2019 Nintendo Switch, iOS, MAC and PC
The concept of playing a game set in a cyberpunk future where corporations control every aspect of life was once a dystopian notion of science fiction. Today, in 2019 (the year in which the prescient movie Blade Runner was set) that premise has become a redundant social commentary on our day-to-day lives, where people voluntary take on subsistence level work as a cute-sounding “side hustle”. This, and the voluntary participation of most citizens in a constant state of surveillance, is the grist of Neo Cab, a text adventure from US developer Chance Agency.
While Neo Cab is the last off the rank to address the absurd nature of our times and does not provide a new perspective in terms of social commentary, it does advance the text adventure genre. Make no mistake, this is nothing more than a talking simulator and all of the game play occurs in your mind. There is no pixel to hunt, or devices to combine to advance the plot, indeed the game trudges forward despite your intentions otherwise All you have to do is select from what turns out to be mostly meaningless dialog choices.
While there are some small deviations from your avatar’s work as a cab driver, for the most part the dialog choices you’ll be making are with your backseat patrons, whom you are trying to win over to keep your customer satisfaction ranking up. While driving around Los Osos, which is an analogue to Los Angeles, you must keep your customers happy, your electric cab charged, make enough money to not experience homelessness and also solve the mystery of the disappearance of your best friend.
The mystery aspect of the story quickly takes a back seat to the enjoyment of engaging with your clients as you take them to their destinations (keeping in mind that you never actually drive or control the vehicle, only your dialogue choices). Unfortunately due to some game crashing errors, I had to replay quite a bit of a game, giving me the opportunity to discover that the apparent choices had no consequence, with different dialog paths very quickly terminating at the same destination. Finding this our early in the game certainly diminished my enjoyment, but the mental challenge of appearing to out-think my patrons was enjoyable in its own way, with the desire to achieve and maintain a five star rating being reason enough to get to the end of the game.
Sadly, the game culminates too quickly, with a final path that is not signposted, (there is no, “Are you sure there isn’t anything else you’d like to do before going to this FINAL location?” hints here). Even worse the final dialogue exchange provided no real choices either, with my character being ultimately removed from my control and making narrative choices I though where, well, out of character.

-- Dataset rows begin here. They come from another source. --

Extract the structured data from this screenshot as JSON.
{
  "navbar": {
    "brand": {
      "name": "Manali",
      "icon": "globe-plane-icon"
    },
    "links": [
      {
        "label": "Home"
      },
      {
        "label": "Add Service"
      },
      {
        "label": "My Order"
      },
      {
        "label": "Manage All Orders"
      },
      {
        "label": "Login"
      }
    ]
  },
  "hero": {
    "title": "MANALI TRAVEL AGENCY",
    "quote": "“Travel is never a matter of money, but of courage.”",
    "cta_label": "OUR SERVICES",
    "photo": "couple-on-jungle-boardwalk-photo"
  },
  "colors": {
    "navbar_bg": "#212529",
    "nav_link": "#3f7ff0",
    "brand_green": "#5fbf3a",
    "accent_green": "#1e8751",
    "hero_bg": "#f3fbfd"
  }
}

Again, due to a hard crash on the Switch version I played, I got to play through this last leg of the game twice, this time changing all my choices, and again getting to the same place, leaving no catharsis as the game ends, which left me questioning why I bothered to go the distance with the game at all.